Task statement: Across these entries, how many lines contain the word "label"? Answer with only the number.

Dataset rows describing interfaces
****************************************
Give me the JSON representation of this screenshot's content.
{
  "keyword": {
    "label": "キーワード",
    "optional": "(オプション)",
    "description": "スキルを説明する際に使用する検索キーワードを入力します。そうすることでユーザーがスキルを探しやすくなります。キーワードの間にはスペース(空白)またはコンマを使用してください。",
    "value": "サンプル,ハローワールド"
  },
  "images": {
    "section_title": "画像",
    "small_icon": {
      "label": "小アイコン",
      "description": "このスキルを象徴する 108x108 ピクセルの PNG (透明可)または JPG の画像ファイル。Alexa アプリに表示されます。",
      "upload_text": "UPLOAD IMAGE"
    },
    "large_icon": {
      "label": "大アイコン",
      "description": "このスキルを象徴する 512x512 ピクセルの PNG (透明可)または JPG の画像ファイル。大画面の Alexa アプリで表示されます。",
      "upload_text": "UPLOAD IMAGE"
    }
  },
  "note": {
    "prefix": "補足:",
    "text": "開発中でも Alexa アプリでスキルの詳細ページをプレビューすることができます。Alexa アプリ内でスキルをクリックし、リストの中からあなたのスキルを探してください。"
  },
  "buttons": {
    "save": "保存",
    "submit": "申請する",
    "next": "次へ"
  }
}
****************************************
Output for this exercise: 3